Extracted entries —
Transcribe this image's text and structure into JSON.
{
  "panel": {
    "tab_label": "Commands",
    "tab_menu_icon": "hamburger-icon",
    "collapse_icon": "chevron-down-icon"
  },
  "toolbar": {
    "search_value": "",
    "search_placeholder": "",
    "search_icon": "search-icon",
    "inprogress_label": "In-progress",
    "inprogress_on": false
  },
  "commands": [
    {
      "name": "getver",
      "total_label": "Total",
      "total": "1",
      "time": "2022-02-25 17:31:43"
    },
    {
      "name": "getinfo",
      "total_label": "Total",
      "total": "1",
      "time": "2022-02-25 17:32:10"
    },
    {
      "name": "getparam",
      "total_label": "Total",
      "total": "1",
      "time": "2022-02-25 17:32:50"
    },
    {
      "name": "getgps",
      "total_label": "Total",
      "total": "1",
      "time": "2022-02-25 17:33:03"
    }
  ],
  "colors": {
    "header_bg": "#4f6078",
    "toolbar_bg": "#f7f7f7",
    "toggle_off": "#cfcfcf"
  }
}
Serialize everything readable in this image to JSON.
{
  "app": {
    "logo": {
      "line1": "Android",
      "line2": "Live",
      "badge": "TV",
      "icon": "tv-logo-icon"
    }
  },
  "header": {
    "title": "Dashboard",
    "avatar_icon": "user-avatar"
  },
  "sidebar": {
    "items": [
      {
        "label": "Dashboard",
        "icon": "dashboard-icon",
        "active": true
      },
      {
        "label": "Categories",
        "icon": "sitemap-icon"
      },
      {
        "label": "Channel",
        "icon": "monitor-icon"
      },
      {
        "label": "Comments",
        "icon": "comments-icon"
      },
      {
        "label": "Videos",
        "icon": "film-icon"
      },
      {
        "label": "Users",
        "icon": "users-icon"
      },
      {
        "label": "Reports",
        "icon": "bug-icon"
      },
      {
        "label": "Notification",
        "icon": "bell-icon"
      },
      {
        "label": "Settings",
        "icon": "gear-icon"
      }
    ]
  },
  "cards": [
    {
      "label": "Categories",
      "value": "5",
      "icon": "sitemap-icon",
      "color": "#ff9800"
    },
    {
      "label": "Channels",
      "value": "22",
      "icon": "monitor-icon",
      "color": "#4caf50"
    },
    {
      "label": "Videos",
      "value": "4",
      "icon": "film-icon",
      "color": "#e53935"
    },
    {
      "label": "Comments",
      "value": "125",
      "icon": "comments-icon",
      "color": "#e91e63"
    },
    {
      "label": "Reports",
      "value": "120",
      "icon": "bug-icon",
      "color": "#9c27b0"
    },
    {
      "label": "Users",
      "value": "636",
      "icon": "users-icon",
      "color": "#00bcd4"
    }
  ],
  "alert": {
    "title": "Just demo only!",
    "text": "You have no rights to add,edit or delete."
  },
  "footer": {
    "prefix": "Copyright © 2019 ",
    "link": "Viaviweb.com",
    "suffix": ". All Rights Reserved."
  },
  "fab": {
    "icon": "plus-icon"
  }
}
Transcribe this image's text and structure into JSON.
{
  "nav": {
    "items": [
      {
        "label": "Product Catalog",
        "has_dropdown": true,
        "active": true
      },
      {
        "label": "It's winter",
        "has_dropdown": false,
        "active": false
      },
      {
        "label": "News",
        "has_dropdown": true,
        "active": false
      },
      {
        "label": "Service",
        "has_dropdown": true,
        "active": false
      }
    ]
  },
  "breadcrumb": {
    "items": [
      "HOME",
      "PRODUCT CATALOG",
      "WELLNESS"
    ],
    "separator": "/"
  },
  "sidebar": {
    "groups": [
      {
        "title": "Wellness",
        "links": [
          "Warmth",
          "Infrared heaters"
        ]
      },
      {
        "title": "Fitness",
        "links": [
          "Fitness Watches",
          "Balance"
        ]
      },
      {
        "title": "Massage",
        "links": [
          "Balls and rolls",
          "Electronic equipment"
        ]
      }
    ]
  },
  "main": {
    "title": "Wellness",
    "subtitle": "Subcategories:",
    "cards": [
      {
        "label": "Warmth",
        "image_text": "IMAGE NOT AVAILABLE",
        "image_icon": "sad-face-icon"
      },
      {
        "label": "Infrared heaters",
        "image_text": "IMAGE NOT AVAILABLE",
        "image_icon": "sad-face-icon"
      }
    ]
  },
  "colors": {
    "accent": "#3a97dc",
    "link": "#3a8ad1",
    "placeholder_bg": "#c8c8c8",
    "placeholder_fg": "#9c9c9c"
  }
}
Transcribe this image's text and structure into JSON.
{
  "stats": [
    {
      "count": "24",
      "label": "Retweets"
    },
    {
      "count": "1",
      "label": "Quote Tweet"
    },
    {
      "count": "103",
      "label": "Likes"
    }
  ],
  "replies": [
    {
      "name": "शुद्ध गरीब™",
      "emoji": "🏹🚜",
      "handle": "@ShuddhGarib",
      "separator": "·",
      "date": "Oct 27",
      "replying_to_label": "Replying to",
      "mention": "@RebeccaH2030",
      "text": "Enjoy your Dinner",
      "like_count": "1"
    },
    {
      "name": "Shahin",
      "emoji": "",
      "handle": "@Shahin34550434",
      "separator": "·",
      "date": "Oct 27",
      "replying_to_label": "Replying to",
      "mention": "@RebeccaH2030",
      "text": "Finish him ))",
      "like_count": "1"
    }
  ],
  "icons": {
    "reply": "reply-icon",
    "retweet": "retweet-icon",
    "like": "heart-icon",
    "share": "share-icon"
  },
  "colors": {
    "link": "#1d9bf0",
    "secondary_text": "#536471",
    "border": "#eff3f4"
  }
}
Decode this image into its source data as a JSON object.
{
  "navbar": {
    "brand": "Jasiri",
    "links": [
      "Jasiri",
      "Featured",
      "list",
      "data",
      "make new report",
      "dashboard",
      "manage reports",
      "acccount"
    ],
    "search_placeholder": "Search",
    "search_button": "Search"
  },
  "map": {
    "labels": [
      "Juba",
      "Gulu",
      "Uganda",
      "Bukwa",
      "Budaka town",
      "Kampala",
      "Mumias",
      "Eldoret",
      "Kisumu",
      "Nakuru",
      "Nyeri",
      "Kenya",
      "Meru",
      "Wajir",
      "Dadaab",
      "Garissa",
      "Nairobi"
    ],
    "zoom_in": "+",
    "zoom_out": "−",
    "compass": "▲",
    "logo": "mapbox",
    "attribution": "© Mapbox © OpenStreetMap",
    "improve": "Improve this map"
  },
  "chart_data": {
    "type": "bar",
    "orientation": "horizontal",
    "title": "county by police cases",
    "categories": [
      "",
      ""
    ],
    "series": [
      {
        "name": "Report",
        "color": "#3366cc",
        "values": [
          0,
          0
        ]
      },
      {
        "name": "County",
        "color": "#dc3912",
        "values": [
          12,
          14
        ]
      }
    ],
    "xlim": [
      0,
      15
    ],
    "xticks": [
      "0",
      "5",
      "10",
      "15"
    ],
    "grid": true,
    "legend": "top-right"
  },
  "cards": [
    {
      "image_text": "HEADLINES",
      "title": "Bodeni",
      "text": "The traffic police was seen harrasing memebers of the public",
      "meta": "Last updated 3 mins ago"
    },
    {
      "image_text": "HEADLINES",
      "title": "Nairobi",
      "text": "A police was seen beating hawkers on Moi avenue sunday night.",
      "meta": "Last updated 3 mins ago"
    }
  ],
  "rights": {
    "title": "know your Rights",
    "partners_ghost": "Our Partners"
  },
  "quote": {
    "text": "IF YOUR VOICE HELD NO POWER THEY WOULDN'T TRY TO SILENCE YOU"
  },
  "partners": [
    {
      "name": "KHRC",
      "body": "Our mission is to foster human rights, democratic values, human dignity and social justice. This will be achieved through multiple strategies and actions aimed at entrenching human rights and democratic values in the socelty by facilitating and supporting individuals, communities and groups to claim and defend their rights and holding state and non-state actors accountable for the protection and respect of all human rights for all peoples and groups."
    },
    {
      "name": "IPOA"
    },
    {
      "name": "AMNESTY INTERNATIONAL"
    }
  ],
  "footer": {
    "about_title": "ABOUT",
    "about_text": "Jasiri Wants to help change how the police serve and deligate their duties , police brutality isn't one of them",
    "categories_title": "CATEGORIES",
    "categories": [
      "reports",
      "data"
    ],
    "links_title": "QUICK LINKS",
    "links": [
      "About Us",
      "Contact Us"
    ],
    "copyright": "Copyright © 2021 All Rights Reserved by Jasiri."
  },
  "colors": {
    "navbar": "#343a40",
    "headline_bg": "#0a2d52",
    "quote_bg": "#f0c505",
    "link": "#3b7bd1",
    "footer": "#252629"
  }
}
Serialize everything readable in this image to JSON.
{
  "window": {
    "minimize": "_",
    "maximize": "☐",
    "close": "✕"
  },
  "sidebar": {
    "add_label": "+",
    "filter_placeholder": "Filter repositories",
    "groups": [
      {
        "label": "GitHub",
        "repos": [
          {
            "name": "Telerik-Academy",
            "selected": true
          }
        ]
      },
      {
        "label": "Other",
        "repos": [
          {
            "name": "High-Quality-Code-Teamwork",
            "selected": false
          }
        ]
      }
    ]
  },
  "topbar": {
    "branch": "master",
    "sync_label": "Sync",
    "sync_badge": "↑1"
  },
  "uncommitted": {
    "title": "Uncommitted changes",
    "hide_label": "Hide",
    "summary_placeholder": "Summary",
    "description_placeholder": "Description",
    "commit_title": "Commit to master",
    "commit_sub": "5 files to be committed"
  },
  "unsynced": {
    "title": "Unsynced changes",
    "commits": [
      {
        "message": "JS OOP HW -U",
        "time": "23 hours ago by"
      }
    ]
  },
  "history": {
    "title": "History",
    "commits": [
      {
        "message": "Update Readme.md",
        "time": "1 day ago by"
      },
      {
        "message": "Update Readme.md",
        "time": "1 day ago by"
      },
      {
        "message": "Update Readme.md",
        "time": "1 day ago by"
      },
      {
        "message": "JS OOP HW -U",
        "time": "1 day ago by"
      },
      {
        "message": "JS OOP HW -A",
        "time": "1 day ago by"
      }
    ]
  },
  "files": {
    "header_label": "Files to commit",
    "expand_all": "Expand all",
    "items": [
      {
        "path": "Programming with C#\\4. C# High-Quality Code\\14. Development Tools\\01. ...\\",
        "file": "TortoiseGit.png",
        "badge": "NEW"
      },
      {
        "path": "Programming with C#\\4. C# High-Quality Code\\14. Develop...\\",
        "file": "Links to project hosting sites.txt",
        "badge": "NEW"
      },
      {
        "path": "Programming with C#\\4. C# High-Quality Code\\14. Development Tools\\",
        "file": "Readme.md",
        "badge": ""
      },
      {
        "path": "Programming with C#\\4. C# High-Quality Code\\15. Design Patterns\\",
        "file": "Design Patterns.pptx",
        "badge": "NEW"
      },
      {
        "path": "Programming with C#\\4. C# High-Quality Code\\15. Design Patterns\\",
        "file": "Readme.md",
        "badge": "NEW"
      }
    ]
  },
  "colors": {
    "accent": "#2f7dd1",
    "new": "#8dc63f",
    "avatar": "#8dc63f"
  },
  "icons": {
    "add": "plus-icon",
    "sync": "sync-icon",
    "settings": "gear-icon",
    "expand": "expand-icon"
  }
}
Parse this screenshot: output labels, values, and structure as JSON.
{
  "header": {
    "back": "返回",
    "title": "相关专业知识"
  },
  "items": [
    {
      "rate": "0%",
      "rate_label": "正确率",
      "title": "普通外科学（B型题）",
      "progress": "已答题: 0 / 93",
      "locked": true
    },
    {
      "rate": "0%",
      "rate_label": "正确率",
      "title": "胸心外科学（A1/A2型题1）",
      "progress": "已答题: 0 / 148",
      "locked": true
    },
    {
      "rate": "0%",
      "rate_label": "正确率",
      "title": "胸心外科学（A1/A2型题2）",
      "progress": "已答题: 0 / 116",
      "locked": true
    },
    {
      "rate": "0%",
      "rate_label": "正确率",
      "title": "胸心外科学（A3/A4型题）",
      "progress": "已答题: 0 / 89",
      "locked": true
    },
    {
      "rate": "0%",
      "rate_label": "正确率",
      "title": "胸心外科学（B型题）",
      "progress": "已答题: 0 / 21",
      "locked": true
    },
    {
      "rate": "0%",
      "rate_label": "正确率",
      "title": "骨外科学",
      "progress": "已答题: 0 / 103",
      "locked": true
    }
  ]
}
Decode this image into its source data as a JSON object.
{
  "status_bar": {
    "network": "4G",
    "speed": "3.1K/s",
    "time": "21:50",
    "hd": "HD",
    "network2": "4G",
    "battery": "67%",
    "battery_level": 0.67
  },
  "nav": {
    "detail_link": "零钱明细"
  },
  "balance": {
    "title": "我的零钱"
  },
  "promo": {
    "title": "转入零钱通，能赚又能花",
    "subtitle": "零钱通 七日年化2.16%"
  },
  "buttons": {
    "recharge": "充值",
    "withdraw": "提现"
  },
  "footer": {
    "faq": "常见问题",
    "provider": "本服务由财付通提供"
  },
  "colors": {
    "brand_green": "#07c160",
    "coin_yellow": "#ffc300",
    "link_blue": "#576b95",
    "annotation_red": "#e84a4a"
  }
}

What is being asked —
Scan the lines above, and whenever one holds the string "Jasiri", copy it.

Result for this task —
    "brand": "Jasiri",
      "Jasiri",
    "about_text": "Jasiri Wants to help change how the police serve and deligate their duties , police brutality isn't one of them",
    "copyright": "Copyright © 2021 All Rights Reserved by Jasiri."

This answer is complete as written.